What do I and the rest of the population in Japan do to somewhat control the smell?
We wash every single can, bottle and even the carton boxes from the milk! Yes, literally wash very well until it is sparkling clean and neatly pack in those bins/bags and store them in our kitchen, veranda and rooms until that special day of the week when it's OK to go out and discard it. Then the cycle repeats.

How do you do it?

Food For Millionaires OR How To Survive On 2$ Per One Apple , 1$ Per One Small Tomato...

I got a pen, I got an apple...uh! One apple cost more than my pen! Pen-pineapple-apple-pen. LOL.

The good part about Japanese supermarkets culture is that about two hours before the closing time they start discounting expiring foods up to 50%. You can read my post on how to save big (aka not starve) doing food shopping in Japan here.

The bad part though, the one that had me most culture-shocked, is how expensive veggies and fruits are. I come from a country where 2$ could get you one kg of apples, not just one single apple.
Before we start our tour, here is some basic info:

* I'm taking you through a typical supermarket of a big chain. This supermarket caters low to mid range income population.

* The supermarket is in a residential downtown type of area of Tokyo, Japan.

* In Tokyo, a salary of the middle class is 4~5 million yen per year. Salaries are taxed at about 30%. And on top of that there are all sorts of other deductions occurring before the final cash amount reaches the person (labor union membership, health care, pensions, etc).

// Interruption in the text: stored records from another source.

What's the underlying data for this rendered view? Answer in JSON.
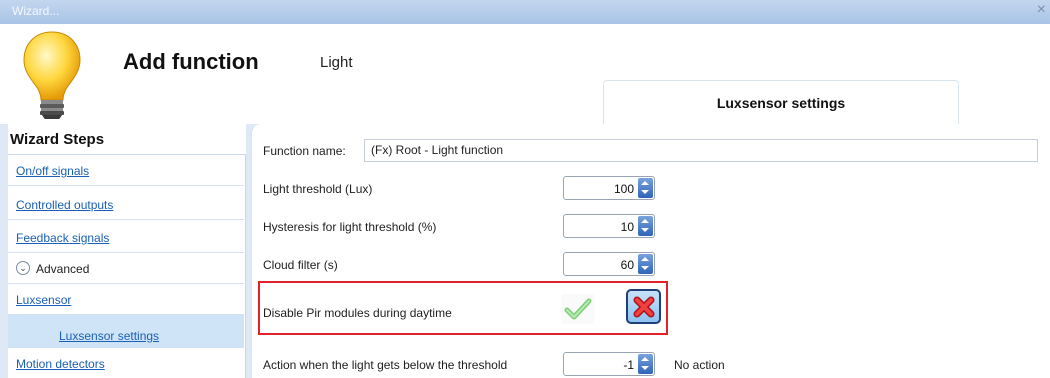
{
  "window": {
    "title": "Wizard...",
    "close": "×"
  },
  "header": {
    "heading": "Add function",
    "subheading": "Light",
    "tab": "Luxsensor settings"
  },
  "sidebar": {
    "title": "Wizard Steps",
    "items": [
      {
        "label": "On/off signals"
      },
      {
        "label": "Controlled outputs"
      },
      {
        "label": "Feedback signals"
      },
      {
        "label": "Advanced"
      },
      {
        "label": "Luxsensor"
      },
      {
        "label": "Luxsensor settings"
      },
      {
        "label": "Motion detectors"
      }
    ]
  },
  "form": {
    "function_name_label": "Function name:",
    "function_name_value": "(Fx) Root - Light function",
    "light_threshold_label": "Light threshold (Lux)",
    "light_threshold_value": "100",
    "hysteresis_label": "Hysteresis for light threshold (%)",
    "hysteresis_value": "10",
    "cloud_filter_label": "Cloud filter (s)",
    "cloud_filter_value": "60",
    "disable_pir_label": "Disable Pir modules during daytime",
    "action_below_label": "Action when the light gets below the threshold",
    "action_below_value": "-1",
    "action_below_text": "No action"
  },
  "colors": {
    "highlight_border": "#e2222a",
    "link": "#1a5fb4",
    "active_step": "#cfe4f6",
    "spin_button": "#2f64b7"
  },
  "icons": {
    "bulb": "lightbulb-icon",
    "yes": "check-icon",
    "no": "cross-icon",
    "advanced": "chevron-down-icon"
  }
}
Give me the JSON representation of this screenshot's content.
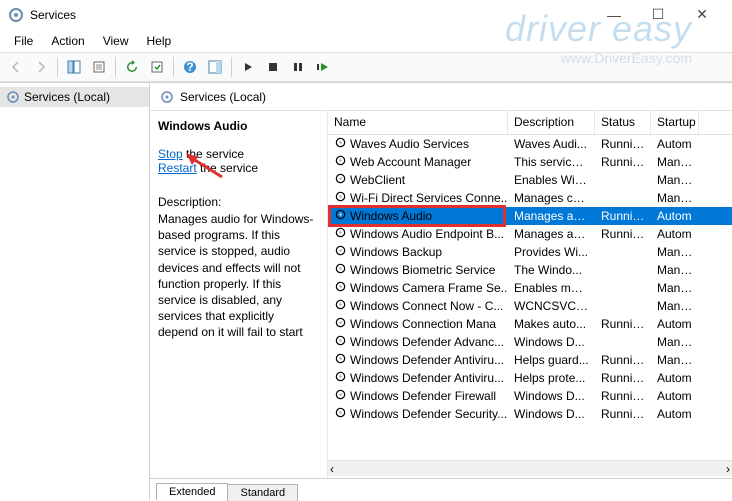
{
  "window": {
    "title": "Services"
  },
  "menu": {
    "file": "File",
    "action": "Action",
    "view": "View",
    "help": "Help"
  },
  "tree": {
    "root": "Services (Local)"
  },
  "header": {
    "label": "Services (Local)"
  },
  "detail": {
    "name": "Windows Audio",
    "stop_link": "Stop",
    "stop_rest": " the service",
    "restart_link": "Restart",
    "restart_rest": " the service",
    "desc_label": "Description:",
    "desc_text": "Manages audio for Windows-based programs.  If this service is stopped, audio devices and effects will not function properly.  If this service is disabled, any services that explicitly depend on it will fail to start"
  },
  "columns": {
    "name": "Name",
    "desc": "Description",
    "status": "Status",
    "startup": "Startup"
  },
  "tabs": {
    "extended": "Extended",
    "standard": "Standard"
  },
  "watermark": {
    "brand": "driver easy",
    "url": "www.DriverEasy.com"
  },
  "rows": [
    {
      "name": "Waves Audio Services",
      "desc": "Waves Audi...",
      "status": "Running",
      "startup": "Autom"
    },
    {
      "name": "Web Account Manager",
      "desc": "This service ...",
      "status": "Running",
      "startup": "Manua"
    },
    {
      "name": "WebClient",
      "desc": "Enables Win...",
      "status": "",
      "startup": "Manua"
    },
    {
      "name": "Wi-Fi Direct Services Conne...",
      "desc": "Manages co...",
      "status": "",
      "startup": "Manua"
    },
    {
      "name": "Windows Audio",
      "desc": "Manages au...",
      "status": "Running",
      "startup": "Autom",
      "selected": true
    },
    {
      "name": "Windows Audio Endpoint B...",
      "desc": "Manages au...",
      "status": "Running",
      "startup": "Autom"
    },
    {
      "name": "Windows Backup",
      "desc": "Provides Wi...",
      "status": "",
      "startup": "Manua"
    },
    {
      "name": "Windows Biometric Service",
      "desc": "The Windo...",
      "status": "",
      "startup": "Manua"
    },
    {
      "name": "Windows Camera Frame Se...",
      "desc": "Enables mul...",
      "status": "",
      "startup": "Manua"
    },
    {
      "name": "Windows Connect Now - C...",
      "desc": "WCNCSVC ...",
      "status": "",
      "startup": "Manua"
    },
    {
      "name": "Windows Connection Mana",
      "desc": "Makes auto...",
      "status": "Running",
      "startup": "Autom"
    },
    {
      "name": "Windows Defender Advanc...",
      "desc": "Windows D...",
      "status": "",
      "startup": "Manua"
    },
    {
      "name": "Windows Defender Antiviru...",
      "desc": "Helps guard...",
      "status": "Running",
      "startup": "Manua"
    },
    {
      "name": "Windows Defender Antiviru...",
      "desc": "Helps prote...",
      "status": "Running",
      "startup": "Autom"
    },
    {
      "name": "Windows Defender Firewall",
      "desc": "Windows D...",
      "status": "Running",
      "startup": "Autom"
    },
    {
      "name": "Windows Defender Security...",
      "desc": "Windows D...",
      "status": "Running",
      "startup": "Autom"
    }
  ]
}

* 100 Japanese yen is approx. 1 USA dollar.

Now, armed with the above information, let's proceed to the tour!

Thursday, October 27, 2016

Typical Family Vacation NOT (Part 1)

Hilariously Failed Family Vacation at the most beautiful place in Japan
Hilariously Failed Family Vacation at the most beautiful place in Japan
Ever since I got pregnant with my first child we haven't traveled anywhere. The fault was part money, part busy schedule and part me feeling it would definitely, most likely, end in some sort of nervous break down on my behalf, because, well, I was a vivid traveler pre-kids and on those trips I have seen how those little joyful angels turn their parents' holiday breaks into pure HELL.

Then, several weeks ago, my husband announced he has accumulated enough points by his work-related travel on and we could have two free nights at some nice hotel of our choice. Surely, you can't let such an awesome (free!) deal just expire, right?

Now with two kids (three and one years old) in tow, we decided that time has come for us to experience first hand the wonders of traveling as a family.

Click on the title to read more....

Thursday, August 13, 2015

Review : Free Japanese Fashion Magazine : Voi by OIOI

Free Japanese Fashion Magazine
Free Japanese Fashion Magazine

I admit I own several purchased Japanese fashion magazines, but I stopped buying any new ones for a long, long time.
Japanese fashion magazines that focus exclusively on fashion (and not lifestyle/relationships/general) have only few actual articles and even fewer (in my opinion) valuable advises. Plus, those magazines cost about 500yen. So why buy magazines that look like catalogs when you can get quality catalogs that look like magazines?

Click on the title to